It's a well-worn cliche uttered by every coach in college football:
"We have to take things one game at a time; we can't look past anyone on our schedule."
Bo Pelini, well-versed in this type of coach-speak, has uttered words to that effect many times in the past.
Surely, he must feel the same way as the Huskers prepare for Northwestern's visit to Lincoln this weekend.
Since Nebraska has rebounded from their humiliating defeat against Wisconsin and turned some of their doubters into believers, never have such banal words seemed so apt.
While the Wildcats (alone in the cellar of the Legends Division with a 1-4 conference record) sit directly in Nebraska's path, there are a pair of signposts looming a bit further down the road, signifying more daunting journeys that the Huskers must take.
Those roadside markers obviously point towards "Happy Valley" and the "Big House," where Nebraska will face Penn State and Michigan in consecutive weeks.
Undoubtedly, that pair of games will help shape the overall Big Ten picture, especially with the Huskers currently locked in a three-way tie atop the Legends Division (the Wolverines, of course, being one of the other two teams) and the Nittany Lions unexpectedly perched atop the Leaders Division with a 5-0 conference record.
Now is not the time for a letdown.
As tempting as it might be for some to peer beyond the Wildcats, Nebraska cannot allow themselves to lose the momentum that began in the third quarter of the Ohio State game and was most recently reinforced by a solid 24-3 victory over the Spartans.
A loss this Saturday would negate the strides the Huskers have made since that meltdown in Madison and possibly allow the Spartans, who appear to have the easiest slate of remaining games, to sail to the Big Ten Championship.
The Wildcats, who suffered a 66-17 drubbing in the 2000 Alamo Bowl the last time these two teams met, would love to play the role of spoiler.
Besides, Northwestern's losing record this season belies some interesting statistics.
Even though Northwestern's defense is ranked 11th in the Big Ten, QB Dan Persa and the Big Ten's second-best passing offense can still rack up their fair share of yardage and points. The Wildcats rank third in the conference in total offense (one spot above the Huskers) and average a respectable 31.6 points per game.
And while it could be a possibility (however remote) for Nebraska's defensive starters to be overconfident after finally earning their coveted Blackshirts, they must be mindful that the Wildcats will walk onto the field in Memorial Stadium with a renewed confidence, buoyed by last Saturday's 59-point offensive outburst on the road (even if it came against 1-8 Indiana).
Northwestern might not have the talent to stand toe-to-toe with Nebraska, but expect the Wildcats to give the Huskers their best shot, driven by a nothing-to-lose mentality.

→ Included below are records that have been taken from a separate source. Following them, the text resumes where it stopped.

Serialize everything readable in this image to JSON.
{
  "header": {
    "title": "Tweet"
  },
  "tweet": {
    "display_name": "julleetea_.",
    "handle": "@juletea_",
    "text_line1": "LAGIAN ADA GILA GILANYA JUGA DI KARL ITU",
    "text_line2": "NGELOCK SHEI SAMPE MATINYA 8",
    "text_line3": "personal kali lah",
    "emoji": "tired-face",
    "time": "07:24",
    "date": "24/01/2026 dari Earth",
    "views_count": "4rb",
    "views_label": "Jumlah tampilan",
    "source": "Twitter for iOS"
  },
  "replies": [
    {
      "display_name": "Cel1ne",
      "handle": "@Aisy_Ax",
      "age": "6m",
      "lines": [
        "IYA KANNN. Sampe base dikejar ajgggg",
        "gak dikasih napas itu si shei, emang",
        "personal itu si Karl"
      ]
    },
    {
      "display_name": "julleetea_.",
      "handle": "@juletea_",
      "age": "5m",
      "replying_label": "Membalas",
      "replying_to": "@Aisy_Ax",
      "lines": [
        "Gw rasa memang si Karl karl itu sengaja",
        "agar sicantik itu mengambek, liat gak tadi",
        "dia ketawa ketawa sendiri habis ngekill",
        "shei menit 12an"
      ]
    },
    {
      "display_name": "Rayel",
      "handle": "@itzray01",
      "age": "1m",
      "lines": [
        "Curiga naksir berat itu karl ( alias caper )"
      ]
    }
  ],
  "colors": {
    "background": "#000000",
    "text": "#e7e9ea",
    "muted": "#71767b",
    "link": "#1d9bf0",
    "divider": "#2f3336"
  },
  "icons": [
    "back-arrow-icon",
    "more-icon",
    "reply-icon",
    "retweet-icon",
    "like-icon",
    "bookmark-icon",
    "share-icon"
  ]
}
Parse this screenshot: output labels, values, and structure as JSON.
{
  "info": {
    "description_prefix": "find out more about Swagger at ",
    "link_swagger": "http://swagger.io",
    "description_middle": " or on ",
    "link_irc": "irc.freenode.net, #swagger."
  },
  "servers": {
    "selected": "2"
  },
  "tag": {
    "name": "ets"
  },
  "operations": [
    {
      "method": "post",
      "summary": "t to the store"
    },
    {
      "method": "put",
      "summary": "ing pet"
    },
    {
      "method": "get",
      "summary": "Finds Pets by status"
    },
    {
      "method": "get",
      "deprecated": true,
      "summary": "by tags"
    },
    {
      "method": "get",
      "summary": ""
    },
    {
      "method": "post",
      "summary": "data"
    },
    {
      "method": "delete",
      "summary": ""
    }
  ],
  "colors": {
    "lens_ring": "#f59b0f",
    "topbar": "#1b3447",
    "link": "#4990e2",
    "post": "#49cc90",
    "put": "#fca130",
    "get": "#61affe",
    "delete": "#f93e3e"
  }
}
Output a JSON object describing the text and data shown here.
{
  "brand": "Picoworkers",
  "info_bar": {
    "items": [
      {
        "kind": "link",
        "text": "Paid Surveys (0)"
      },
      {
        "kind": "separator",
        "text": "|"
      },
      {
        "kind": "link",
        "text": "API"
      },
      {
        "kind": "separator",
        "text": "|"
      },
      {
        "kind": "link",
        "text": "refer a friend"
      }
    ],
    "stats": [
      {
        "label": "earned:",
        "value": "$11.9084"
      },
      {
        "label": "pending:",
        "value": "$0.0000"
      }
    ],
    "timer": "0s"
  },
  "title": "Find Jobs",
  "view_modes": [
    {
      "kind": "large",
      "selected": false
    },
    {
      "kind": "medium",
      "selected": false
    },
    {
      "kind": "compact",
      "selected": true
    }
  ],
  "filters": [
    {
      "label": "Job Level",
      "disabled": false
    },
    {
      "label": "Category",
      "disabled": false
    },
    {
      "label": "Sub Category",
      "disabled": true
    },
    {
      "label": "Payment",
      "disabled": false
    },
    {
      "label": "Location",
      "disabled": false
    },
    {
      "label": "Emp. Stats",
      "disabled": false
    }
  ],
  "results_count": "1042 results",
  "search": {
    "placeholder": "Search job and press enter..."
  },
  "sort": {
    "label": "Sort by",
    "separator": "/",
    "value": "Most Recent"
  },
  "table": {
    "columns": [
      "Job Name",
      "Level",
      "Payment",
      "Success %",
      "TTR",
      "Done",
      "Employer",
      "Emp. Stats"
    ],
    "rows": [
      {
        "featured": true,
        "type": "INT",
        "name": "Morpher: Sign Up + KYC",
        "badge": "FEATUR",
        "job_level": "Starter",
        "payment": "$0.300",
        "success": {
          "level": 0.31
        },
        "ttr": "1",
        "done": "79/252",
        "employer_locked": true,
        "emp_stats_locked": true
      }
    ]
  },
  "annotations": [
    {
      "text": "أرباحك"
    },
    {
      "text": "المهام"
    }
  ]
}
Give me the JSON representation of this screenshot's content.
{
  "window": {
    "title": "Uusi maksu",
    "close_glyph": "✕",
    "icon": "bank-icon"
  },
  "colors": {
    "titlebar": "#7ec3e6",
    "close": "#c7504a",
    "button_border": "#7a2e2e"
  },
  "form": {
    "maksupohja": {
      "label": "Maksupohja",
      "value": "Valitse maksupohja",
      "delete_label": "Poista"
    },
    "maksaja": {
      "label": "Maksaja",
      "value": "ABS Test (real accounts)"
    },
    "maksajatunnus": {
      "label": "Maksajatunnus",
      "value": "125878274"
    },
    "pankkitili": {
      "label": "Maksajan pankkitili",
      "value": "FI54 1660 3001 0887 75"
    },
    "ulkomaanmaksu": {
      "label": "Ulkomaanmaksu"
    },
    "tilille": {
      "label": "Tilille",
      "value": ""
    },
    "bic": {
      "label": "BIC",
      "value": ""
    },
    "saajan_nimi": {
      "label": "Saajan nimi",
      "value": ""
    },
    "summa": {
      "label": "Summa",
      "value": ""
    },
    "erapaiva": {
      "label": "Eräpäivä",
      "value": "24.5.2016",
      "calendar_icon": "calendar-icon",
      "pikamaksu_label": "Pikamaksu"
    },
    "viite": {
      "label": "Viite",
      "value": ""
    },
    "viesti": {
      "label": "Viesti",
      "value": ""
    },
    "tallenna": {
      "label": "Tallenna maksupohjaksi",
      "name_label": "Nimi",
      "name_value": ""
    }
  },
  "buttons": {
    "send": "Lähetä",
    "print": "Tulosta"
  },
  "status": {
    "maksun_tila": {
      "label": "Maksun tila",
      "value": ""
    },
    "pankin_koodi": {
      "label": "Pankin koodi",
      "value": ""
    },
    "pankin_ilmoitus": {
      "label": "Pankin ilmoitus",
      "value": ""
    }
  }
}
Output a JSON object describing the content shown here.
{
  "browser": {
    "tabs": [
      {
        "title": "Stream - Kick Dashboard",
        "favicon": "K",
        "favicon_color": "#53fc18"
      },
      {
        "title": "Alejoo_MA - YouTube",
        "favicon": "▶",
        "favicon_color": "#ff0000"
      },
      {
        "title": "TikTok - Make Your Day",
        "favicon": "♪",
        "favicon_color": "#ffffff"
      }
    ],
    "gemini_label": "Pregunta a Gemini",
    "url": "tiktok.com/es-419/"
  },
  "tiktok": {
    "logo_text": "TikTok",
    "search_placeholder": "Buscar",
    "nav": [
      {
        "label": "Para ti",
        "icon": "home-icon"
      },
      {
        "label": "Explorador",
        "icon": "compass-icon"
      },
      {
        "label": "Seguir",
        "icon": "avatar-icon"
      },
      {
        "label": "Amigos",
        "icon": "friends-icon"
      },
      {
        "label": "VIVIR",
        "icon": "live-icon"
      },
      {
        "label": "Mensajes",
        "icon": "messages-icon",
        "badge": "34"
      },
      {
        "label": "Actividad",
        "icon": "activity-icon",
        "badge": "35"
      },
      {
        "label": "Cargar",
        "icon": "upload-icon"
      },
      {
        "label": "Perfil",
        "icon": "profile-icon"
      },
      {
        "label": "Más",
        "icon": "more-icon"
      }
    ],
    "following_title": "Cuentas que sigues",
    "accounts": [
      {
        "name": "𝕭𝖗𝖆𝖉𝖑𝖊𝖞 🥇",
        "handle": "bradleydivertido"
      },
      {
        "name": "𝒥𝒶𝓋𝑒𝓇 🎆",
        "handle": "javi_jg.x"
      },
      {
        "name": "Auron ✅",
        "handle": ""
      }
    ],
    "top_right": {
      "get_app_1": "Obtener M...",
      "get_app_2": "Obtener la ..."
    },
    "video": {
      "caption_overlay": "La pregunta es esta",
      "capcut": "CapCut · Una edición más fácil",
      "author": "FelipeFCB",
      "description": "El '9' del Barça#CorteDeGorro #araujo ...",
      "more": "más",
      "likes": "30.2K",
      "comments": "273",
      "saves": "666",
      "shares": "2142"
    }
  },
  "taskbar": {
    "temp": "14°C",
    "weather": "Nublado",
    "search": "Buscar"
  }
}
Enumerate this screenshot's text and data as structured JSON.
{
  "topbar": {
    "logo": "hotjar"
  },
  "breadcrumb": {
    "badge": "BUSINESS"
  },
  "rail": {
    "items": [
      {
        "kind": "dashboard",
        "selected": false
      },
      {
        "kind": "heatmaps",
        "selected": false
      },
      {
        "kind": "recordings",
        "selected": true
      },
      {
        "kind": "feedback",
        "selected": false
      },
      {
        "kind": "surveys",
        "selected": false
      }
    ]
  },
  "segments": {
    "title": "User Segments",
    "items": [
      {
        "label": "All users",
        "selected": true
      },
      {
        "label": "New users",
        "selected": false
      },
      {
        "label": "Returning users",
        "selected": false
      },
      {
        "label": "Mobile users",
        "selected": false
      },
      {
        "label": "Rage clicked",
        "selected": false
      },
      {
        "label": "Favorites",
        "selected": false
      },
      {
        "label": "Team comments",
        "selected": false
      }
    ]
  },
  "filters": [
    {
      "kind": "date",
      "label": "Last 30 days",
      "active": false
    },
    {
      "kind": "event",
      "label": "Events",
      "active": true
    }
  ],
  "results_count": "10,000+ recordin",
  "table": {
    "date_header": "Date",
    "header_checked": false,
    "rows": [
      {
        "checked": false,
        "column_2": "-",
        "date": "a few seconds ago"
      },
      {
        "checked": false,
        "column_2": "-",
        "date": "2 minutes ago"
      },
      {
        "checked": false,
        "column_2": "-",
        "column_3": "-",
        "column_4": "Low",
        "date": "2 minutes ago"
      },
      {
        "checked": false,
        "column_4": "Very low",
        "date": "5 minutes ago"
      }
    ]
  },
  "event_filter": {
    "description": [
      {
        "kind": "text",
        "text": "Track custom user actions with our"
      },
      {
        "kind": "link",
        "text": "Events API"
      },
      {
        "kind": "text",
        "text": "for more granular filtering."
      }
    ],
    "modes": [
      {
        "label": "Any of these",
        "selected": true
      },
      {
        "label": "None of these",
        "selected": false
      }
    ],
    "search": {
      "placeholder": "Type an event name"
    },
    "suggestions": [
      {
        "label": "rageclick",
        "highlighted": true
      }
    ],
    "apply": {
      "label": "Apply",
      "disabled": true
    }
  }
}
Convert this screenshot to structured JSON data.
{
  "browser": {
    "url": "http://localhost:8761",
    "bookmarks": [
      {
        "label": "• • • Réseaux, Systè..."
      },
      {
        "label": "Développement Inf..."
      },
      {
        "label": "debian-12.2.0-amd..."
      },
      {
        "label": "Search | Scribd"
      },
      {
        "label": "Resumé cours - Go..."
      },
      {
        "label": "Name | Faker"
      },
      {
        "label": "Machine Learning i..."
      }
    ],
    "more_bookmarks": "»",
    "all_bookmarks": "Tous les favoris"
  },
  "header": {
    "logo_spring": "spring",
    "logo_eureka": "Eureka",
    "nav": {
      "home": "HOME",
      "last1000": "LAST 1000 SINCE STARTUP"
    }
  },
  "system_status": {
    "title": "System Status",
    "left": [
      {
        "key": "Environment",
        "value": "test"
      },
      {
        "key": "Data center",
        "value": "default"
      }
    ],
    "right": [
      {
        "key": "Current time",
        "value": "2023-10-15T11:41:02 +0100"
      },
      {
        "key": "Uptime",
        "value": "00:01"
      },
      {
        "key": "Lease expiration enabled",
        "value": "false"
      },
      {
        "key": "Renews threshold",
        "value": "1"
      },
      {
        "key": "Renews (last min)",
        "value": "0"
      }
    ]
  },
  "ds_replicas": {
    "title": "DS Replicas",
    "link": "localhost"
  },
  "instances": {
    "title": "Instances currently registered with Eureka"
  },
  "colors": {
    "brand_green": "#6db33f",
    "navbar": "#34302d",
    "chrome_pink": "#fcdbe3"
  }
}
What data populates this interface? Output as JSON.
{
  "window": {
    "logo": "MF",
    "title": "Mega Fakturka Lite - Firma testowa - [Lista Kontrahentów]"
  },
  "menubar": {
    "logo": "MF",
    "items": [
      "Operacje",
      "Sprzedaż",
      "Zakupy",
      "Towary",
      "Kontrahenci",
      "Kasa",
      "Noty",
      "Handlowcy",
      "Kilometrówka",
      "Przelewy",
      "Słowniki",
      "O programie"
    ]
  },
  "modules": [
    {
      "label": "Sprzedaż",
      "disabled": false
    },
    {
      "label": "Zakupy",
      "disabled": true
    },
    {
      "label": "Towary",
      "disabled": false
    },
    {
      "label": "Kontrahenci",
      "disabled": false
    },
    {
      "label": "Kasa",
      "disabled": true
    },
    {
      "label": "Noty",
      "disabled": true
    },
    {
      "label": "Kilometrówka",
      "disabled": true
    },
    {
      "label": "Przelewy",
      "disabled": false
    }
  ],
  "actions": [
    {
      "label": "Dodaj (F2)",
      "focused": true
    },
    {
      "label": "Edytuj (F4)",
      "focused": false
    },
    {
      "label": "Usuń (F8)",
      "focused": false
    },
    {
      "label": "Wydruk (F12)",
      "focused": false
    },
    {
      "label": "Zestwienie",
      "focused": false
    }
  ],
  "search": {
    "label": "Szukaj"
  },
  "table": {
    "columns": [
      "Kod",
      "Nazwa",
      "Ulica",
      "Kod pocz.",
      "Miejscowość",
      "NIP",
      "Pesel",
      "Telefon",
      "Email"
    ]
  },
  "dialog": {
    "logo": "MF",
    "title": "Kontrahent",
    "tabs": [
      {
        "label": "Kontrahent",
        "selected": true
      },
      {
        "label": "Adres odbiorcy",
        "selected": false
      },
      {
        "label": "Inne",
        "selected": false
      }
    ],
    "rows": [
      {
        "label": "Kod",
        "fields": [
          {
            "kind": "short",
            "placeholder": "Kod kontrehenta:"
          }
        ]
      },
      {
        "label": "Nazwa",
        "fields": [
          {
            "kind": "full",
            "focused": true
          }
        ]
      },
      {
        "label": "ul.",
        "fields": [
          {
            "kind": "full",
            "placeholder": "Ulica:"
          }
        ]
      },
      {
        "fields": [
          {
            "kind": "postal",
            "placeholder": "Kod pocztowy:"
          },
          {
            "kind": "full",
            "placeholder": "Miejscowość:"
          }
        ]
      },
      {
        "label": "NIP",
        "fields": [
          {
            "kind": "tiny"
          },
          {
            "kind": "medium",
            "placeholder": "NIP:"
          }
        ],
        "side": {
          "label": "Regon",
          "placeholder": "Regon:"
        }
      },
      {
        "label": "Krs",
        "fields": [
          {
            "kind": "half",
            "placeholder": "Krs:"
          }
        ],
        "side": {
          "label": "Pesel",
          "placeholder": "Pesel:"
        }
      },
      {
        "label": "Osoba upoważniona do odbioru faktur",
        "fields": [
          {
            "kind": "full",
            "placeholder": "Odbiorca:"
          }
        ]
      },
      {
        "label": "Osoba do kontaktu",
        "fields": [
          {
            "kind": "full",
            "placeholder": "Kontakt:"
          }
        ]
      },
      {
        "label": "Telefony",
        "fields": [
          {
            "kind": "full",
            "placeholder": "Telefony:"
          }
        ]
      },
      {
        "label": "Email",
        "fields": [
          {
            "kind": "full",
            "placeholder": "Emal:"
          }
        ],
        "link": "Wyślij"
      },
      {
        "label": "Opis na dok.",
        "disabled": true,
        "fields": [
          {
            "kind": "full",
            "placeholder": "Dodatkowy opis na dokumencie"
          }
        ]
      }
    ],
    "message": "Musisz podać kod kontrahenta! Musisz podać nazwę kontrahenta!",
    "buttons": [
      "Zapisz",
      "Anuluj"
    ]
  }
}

Therefore, as Coach Pelini predictably reminds the media that every game is part of the "overall process," Nebraska must focus on the task at hand and not allow themselves to be distracted by the challenges that lie ahead, even if that is where the Huskers ultimate destiny will most likely be decided.
Nov. 12 (and everything thereafter) will come soon enough.